=== EXERCISE BRIEF ===
What lines of the data hold the string "アキバフクロウ"? Copy them all.

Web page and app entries
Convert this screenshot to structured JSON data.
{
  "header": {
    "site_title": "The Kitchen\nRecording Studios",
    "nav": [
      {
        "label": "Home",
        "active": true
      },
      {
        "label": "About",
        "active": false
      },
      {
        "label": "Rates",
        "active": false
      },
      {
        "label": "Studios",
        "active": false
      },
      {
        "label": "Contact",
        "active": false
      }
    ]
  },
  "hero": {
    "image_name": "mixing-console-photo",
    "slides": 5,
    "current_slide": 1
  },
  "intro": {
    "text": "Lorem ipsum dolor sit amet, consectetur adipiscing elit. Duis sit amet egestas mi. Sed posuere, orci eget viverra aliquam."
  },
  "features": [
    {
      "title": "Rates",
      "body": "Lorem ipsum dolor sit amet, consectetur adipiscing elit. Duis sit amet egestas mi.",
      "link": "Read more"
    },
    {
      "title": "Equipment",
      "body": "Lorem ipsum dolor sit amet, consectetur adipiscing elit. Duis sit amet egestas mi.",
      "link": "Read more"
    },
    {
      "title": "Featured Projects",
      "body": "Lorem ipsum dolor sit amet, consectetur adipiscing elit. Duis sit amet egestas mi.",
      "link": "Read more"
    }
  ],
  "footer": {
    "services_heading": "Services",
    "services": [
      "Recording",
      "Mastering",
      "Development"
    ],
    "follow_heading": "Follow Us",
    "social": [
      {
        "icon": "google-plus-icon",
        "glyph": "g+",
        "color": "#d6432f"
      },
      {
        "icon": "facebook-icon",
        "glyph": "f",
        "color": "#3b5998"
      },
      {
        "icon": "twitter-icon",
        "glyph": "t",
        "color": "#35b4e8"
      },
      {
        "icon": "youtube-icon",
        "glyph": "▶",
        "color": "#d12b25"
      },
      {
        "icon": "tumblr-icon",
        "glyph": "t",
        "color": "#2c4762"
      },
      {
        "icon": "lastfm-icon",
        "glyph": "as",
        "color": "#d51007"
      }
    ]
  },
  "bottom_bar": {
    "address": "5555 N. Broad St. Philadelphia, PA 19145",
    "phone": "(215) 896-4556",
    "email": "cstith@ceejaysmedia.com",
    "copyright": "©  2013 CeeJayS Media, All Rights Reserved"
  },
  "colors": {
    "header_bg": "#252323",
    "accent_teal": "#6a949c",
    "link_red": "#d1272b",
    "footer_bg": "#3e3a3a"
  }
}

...

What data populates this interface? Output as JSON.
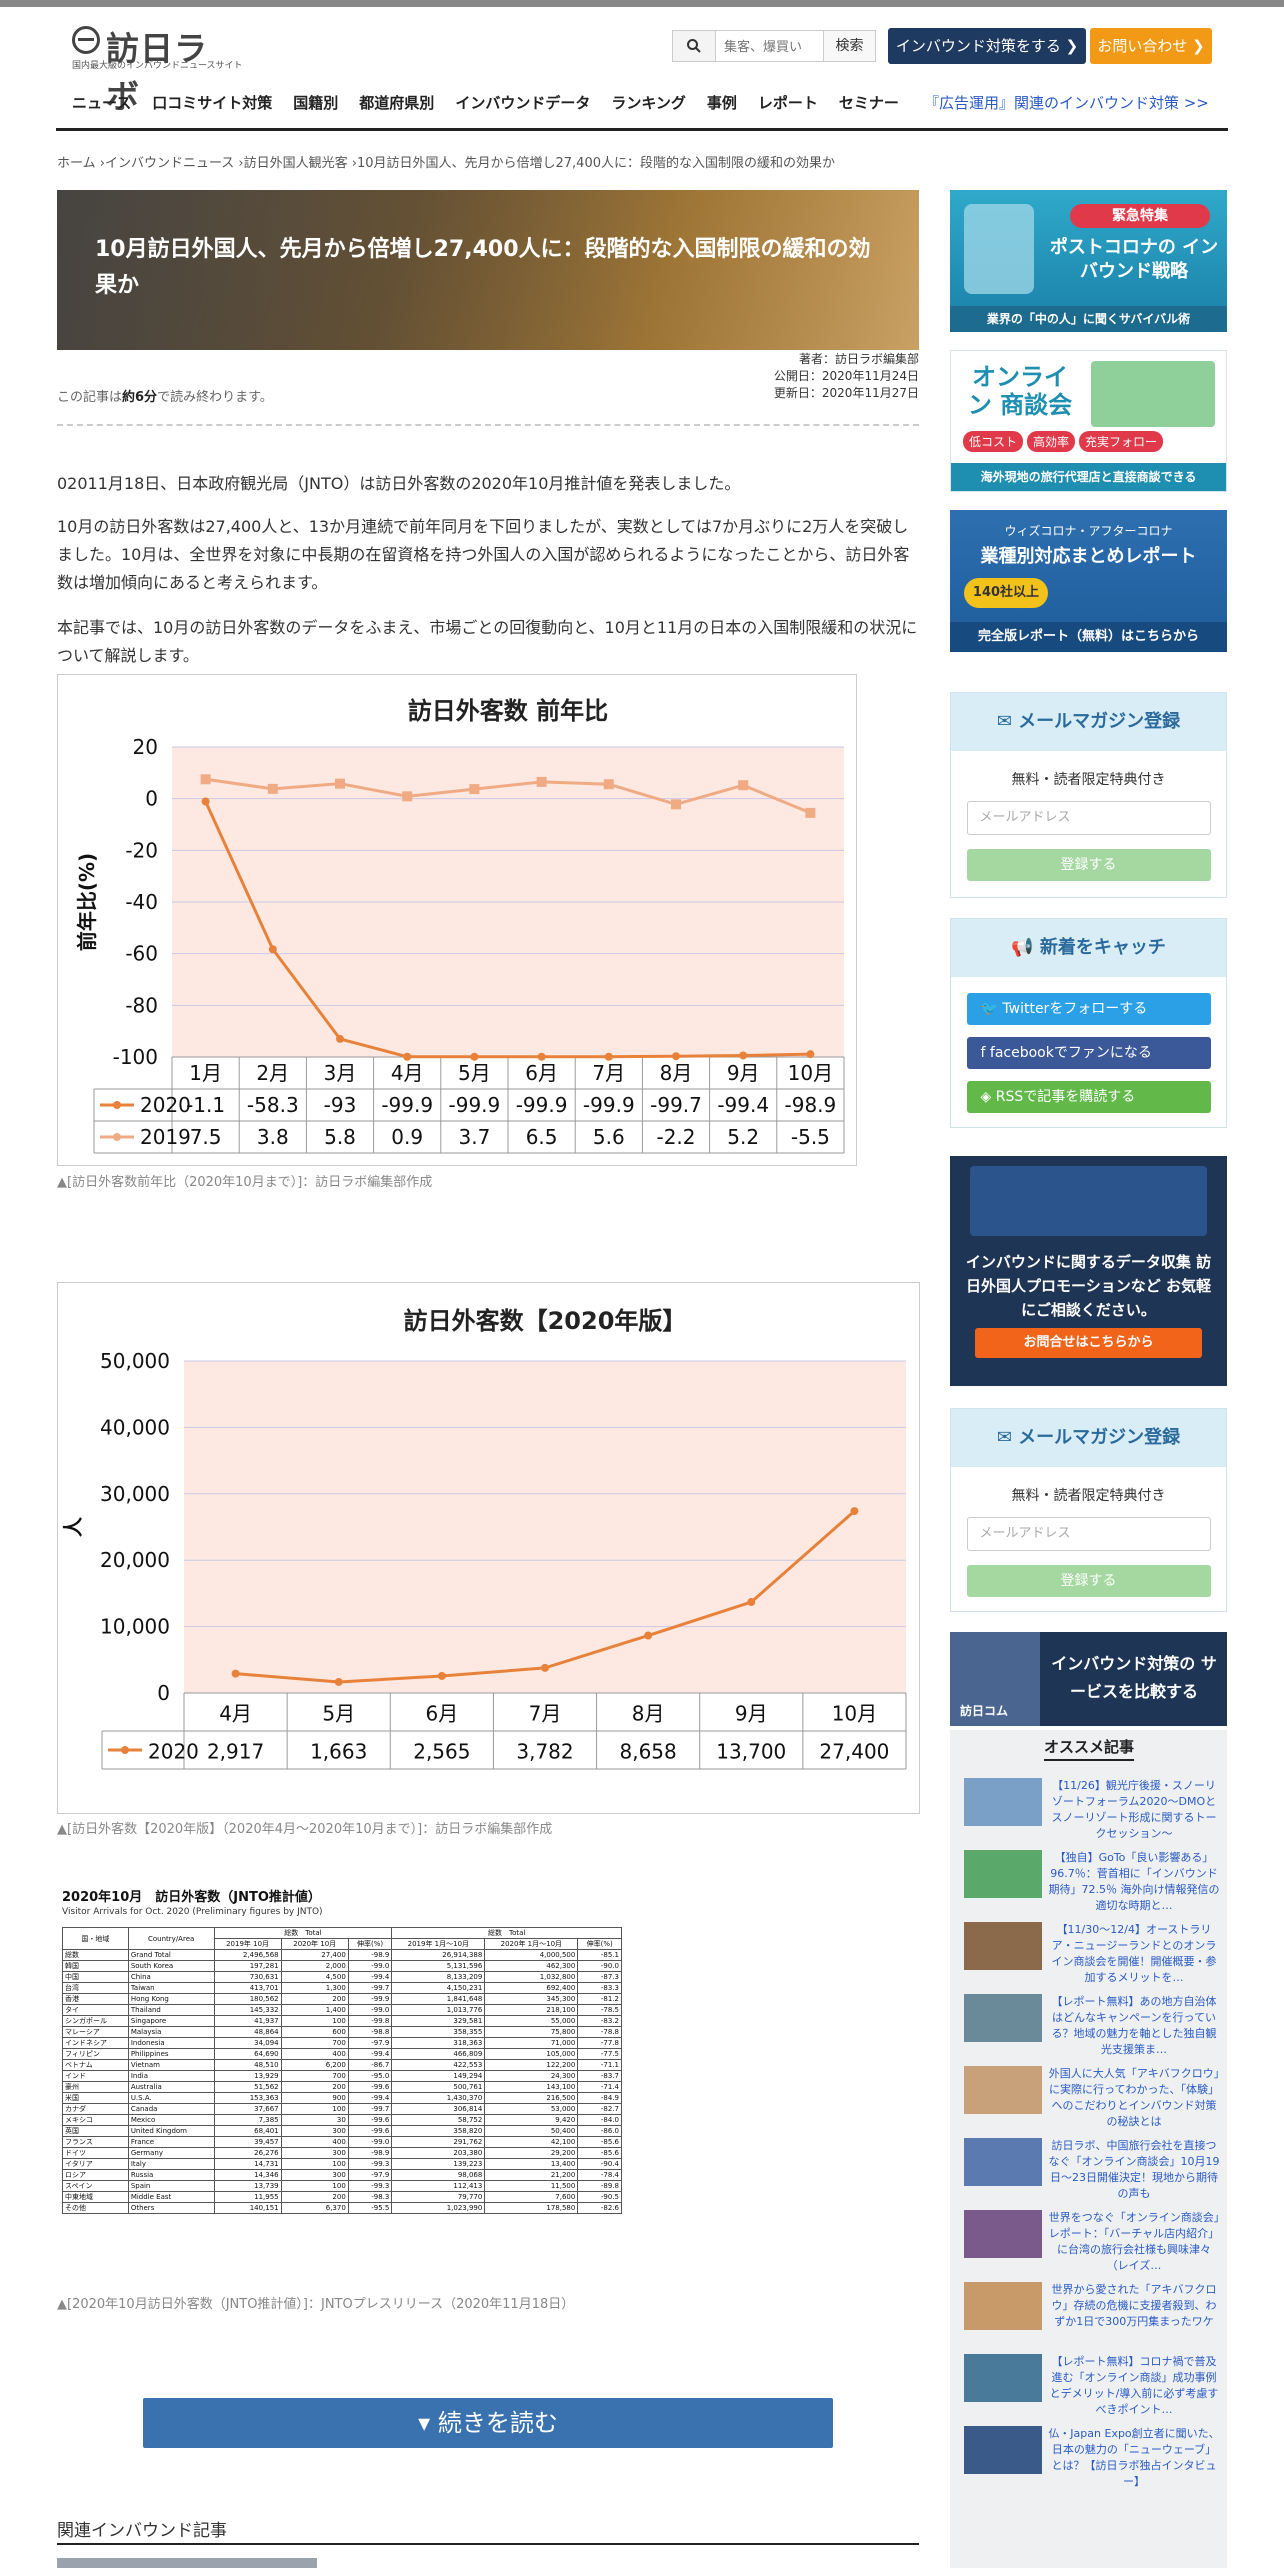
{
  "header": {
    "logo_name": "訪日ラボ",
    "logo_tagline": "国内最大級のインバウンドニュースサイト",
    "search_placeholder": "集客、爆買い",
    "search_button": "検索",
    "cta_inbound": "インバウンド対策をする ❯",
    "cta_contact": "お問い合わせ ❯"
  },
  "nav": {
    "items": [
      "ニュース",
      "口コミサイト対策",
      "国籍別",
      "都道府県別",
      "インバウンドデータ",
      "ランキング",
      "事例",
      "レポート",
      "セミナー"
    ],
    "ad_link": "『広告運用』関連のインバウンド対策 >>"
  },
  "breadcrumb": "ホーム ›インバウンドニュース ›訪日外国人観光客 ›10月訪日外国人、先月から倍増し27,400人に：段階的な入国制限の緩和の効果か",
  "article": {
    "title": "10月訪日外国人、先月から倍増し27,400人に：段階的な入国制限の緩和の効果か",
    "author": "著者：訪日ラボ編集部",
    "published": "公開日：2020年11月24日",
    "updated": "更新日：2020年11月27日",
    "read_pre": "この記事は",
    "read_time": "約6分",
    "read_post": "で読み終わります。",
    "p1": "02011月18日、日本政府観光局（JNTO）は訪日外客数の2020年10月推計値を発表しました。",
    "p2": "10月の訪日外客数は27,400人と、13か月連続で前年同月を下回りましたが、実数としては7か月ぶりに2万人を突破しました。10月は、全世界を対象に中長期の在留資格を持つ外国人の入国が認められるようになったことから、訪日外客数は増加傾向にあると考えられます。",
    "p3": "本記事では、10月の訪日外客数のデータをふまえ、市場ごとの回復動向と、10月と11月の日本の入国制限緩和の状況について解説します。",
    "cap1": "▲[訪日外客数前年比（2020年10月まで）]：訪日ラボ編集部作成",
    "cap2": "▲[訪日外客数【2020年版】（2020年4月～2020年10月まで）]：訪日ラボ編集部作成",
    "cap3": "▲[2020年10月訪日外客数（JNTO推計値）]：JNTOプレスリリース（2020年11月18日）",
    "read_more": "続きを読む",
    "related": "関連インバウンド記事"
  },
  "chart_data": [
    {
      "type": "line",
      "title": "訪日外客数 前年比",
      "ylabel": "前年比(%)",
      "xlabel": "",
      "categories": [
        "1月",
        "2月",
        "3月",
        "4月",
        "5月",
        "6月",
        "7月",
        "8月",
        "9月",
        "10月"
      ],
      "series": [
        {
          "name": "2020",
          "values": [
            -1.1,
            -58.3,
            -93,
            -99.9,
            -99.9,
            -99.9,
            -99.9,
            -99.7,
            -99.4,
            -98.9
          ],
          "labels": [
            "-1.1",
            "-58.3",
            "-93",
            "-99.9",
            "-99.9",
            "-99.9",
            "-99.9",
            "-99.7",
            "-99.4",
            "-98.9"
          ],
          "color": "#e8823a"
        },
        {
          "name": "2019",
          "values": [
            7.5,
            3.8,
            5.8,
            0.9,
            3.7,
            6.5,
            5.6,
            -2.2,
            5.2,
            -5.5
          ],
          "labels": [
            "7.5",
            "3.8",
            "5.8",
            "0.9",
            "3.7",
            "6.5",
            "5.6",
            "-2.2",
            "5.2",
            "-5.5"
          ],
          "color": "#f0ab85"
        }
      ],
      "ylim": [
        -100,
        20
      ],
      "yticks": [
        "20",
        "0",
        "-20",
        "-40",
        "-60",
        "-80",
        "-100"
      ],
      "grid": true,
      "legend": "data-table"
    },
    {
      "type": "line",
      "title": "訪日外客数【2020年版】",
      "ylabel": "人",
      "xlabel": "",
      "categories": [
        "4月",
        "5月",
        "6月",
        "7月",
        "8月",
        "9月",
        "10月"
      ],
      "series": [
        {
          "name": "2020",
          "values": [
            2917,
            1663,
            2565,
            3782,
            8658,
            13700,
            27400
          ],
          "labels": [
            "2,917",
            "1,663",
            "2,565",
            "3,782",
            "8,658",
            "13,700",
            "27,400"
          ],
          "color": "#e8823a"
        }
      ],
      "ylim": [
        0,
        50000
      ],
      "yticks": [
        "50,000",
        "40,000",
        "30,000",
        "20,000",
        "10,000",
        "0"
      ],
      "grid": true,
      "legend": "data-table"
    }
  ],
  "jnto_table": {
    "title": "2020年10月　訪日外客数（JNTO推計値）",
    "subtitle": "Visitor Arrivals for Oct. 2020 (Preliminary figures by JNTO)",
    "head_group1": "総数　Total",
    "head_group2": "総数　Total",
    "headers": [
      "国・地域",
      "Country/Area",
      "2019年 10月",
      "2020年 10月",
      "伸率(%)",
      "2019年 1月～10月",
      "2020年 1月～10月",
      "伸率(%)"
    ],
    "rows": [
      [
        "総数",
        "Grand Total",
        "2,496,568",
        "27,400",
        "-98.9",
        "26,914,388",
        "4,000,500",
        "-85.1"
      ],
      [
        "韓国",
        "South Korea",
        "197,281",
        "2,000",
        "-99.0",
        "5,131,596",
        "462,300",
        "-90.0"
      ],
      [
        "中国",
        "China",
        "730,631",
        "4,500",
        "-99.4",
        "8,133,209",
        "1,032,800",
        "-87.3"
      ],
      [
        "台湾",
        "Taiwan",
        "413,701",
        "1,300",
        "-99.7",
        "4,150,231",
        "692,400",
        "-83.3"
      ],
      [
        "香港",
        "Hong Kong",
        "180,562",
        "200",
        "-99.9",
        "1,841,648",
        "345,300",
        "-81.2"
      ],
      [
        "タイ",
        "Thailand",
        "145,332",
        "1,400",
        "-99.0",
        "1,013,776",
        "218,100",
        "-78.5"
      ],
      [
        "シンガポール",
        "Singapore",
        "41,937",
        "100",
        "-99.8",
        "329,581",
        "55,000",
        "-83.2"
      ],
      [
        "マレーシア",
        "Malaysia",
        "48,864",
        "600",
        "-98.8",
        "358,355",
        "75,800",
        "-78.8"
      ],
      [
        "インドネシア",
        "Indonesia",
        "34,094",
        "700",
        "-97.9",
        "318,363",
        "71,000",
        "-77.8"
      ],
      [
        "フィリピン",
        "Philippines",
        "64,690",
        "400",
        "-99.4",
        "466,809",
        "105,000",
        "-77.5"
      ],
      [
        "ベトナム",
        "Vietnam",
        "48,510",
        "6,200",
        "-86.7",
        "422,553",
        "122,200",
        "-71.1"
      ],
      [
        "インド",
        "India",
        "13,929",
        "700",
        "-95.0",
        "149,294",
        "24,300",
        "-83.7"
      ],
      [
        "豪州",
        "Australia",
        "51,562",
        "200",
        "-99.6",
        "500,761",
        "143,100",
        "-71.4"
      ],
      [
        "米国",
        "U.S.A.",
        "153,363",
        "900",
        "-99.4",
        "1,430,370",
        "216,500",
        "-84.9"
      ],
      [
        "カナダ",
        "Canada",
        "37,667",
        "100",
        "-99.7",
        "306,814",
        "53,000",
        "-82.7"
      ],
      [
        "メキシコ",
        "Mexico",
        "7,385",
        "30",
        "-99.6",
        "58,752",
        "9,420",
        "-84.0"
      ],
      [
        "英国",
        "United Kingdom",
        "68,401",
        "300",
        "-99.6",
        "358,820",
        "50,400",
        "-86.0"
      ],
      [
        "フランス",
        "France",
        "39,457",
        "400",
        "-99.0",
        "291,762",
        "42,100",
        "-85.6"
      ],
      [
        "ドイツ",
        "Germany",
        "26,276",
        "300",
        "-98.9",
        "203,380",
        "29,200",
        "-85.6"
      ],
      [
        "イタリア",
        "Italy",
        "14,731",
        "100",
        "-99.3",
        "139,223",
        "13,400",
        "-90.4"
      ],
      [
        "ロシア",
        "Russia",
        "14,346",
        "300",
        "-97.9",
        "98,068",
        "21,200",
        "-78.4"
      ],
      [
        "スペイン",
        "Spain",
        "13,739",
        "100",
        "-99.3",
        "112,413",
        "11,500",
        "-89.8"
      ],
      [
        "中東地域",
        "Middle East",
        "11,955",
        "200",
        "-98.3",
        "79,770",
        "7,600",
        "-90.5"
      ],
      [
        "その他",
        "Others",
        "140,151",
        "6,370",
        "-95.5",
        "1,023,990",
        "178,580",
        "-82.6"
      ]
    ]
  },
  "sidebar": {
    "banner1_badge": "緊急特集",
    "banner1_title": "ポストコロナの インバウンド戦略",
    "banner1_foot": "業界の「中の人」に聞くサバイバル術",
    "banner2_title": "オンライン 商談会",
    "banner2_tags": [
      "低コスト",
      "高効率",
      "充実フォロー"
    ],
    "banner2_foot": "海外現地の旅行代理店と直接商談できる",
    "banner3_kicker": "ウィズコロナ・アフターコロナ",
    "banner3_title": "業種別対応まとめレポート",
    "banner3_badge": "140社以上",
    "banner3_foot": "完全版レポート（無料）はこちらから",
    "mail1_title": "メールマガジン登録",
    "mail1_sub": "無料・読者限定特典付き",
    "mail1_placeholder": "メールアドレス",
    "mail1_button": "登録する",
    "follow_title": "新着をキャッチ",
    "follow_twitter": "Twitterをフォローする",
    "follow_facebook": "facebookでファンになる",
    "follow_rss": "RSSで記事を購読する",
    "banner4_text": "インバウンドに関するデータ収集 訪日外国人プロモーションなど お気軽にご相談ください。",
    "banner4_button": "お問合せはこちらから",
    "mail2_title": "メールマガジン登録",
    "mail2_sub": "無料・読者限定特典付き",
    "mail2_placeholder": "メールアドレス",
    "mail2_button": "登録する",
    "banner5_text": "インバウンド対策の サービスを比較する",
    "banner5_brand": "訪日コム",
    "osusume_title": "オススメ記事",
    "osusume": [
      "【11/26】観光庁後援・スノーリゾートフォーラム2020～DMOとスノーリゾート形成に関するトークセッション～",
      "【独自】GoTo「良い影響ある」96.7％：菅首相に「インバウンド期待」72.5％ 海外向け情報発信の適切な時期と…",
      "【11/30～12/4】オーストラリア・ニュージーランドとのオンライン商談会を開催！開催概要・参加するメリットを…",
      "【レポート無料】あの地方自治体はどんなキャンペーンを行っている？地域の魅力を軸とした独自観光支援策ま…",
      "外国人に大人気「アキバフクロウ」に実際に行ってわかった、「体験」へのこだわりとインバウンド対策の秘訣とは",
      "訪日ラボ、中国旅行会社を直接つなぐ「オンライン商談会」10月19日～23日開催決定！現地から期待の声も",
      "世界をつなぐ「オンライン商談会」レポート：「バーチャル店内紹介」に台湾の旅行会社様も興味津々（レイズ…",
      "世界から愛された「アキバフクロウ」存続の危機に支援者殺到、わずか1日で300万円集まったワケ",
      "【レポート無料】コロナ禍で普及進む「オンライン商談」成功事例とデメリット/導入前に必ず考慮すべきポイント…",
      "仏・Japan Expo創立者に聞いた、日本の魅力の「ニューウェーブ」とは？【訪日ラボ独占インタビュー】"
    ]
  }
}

=== ANSWER AREA ===
      "外国人に大人気「アキバフクロウ」に実際に行ってわかった、「体験」へのこだわりとインバウンド対策の秘訣とは",
      "世界から愛された「アキバフクロウ」存続の危機に支援者殺到、わずか1日で300万円集まったワケ",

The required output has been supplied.